Size of the staff – In a small museum you know everybody you work with and they are not only your colleagues but also friends. Working in an enormous museum you will likely not meet half of the people you work with everyday. In fact you may never meet the people who work right across the hall from you, except through e-mail. My second observation is a fairly obvious one; working in a small museum you take on a multitude of tasks, not just one specific duty. This is an aspect of small museums I particularly like. It gives you the option to learn new things but to also step away from a project if it gets boring or tedious.
Funding – I ’d like to say this is a conceivable argument but it is variable. Stereotyping, I’d like to say many small museums suffer from a lack of funding, but some are backed by very wealthy people interested specifically in their mission. This leads to a lot of interesting improvisation in exhibits which can sometimes be very innovative.
“Operating a small museum is [different than] operating a big museum,” says Steve Olsen, assistant director at the Museum of Church History and Art, Salt Lake City. “There are qualitatively different approaches. There are remarkable innovations from small museums that large museums would do well to take heed of.”
On the other hand most small museums don’t receive large amounts of corporate funding as the BM does from BP Oil. This allows larger museums to have blockbuster exhibitions utilizing some of the most noteworthy artifacts from all over the world, very cool. The potential plus side of working at a large museum is that you have a better chance of raking in a bigger salary with better benefits.

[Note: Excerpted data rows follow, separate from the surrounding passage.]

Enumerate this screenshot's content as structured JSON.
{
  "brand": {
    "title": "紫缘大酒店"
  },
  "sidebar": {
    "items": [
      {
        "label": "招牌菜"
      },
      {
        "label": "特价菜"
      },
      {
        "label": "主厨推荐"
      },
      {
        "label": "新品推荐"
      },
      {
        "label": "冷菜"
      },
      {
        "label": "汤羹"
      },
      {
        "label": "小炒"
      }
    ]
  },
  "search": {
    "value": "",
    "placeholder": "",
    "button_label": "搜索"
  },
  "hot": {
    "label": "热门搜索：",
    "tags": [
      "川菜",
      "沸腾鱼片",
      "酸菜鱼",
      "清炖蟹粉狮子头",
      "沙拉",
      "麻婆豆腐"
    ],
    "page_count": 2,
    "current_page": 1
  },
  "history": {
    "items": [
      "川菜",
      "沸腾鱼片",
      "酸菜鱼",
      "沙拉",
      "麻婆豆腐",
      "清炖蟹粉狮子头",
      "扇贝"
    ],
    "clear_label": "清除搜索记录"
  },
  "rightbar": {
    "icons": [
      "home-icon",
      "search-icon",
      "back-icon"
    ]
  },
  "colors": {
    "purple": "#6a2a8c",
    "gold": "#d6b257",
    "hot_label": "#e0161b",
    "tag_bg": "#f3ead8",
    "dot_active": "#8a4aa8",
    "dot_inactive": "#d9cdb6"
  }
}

Visitors– Many employees (not all, but many) in VERY large museums are fairly removed from their guests. They don’t talk to them or meet them on a personal level. What information they get from their guests is through a select few employees or satisfaction surveys. I feel in a small museum you know your repeat visitors and you take the time to talk to most every person coming in to enjoy your museum. This is one thing I think makes a museum experience more personal and memorable for a person as opposed to wandering through galleries full of hundreds of people and waiting in extremely long lines to get into an exhibit.
Many people truly want to relate to a museum or an exhibit and they want to share their story, to feel like they are being heard and have a reason for being there. How often does an employee of the Art Institute of Chicago walk up and ask how you relate to a painting? Or take the time to listen to a farmer share a story about a tractor just like the one in that painting his father had when he was a boy. My favorite thing about working in a small museum is that I actually GET to talk to my visitors and share an experience with them. It is beneficial and meaningful to the visitor but also to the museum. It lets us know we’re inspiring people and connecting with them, that our exhibits are doing what they are supposed to.